Friendly Solano Skies – and Crowds

By Mark Pestana
NASA Research Pilot

Against a backdrop of blustery winds from the San Francisco Bay area and beautiful, cloudless skies, an estimated daily crowd of 100,000 gathered at Travis Air Force Base, Calif., to see the U.S. Air Force Thunderbirds put on their trademark spectacular air shows at the “Skies Over Solano” Air Power Expo July 30-31.

Fellow NASA research pilot Hernan Posada and I were invited to represent NASA at the event, near Fairfield, Calif. We flew one of Dryden’s Beechcraft B-200 Super King Airs on a route that led us from our home base at Edwards over the snow-covered Sierra Nevada range and into California’s agriculture-rich Sacramento/San Joaquin valleys.
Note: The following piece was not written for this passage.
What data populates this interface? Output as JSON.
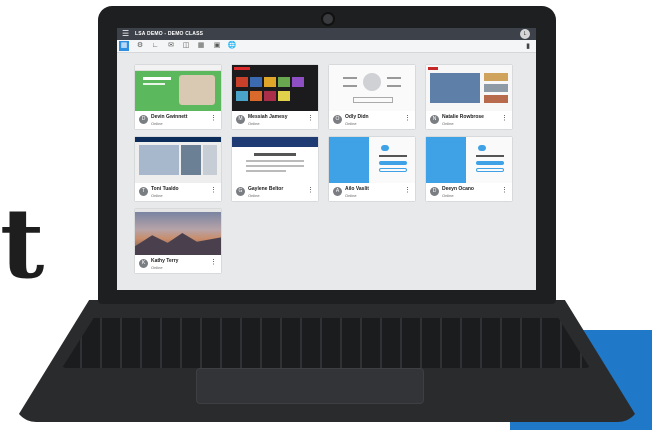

Upon arrival Friday afternoon, the ramp was filling with a wide assortment of civilian and military aircraft, classic and current, as we met other pilots and aircrews from around the country.

Our hosts, the 60th Air Mobility Wing, commanded by Col. James Vechery, held an evening BBQ mixer for performers and exhibiters at the wing’s air museum. Along with the terrific welcome – and appropriate safety advisories – Col. Vechery advised us that the proper response to hearing someone mention “Team Travis” was a loud, unanimous cry of “air power!!!” The 60th AMW operates three different types of aircraft: cargo-carrying C-5s and C-17s as well as KC-10 aerial refueling tankers.

Image: Dryden pilots Hernan Posada, left, and Mark Pestana took thecenter’s Beechcraft B-200 to Travis Air Force Base for a meet-and-greetwith thousands of show-goers, many of whom the pair found were avid NASAfans.

The next two days were filled with awesome exhibitions of aerial skills, ranging from gut-wrenching civilian aerobatics to ear-splitting military aircraft fly-bys. Even the U.S. Air Force Academy Parachute Team managed to maneuver to pinpoint landings in the gusty winds.

Personally, our greatest thrills came from the visiting public, who eagerly greeted us with enthusiasm and excitement over the fact that NASA was there. Initial questions from the public centered mainly on the future of human space exploration. We reminded most that humans are living in space as we speak, and will continue to do so as we expect further developments in space exploration in the coming years. We also mentioned the proliferation of robotic planetary exploration that is continuing. Of course, our primary messages were about that first “A” in NASA, and how we’re heavily engaged in using aircraft for two primary NASA missions: research in aeronautics and in Earth science. In particular, our B200 display board showed how these aircraft are used for vital research, from testing a cave-detection sensor destined for a Mars orbiter to wildfire location missions.

The most rewarding part of all of this was that 100% of the public’s response is that they are diehard NASA fans and want to see more and greater accomplishments in the future. Oh yeah – and handing out those NASA stickers and pins is always a crowd pleaser, too!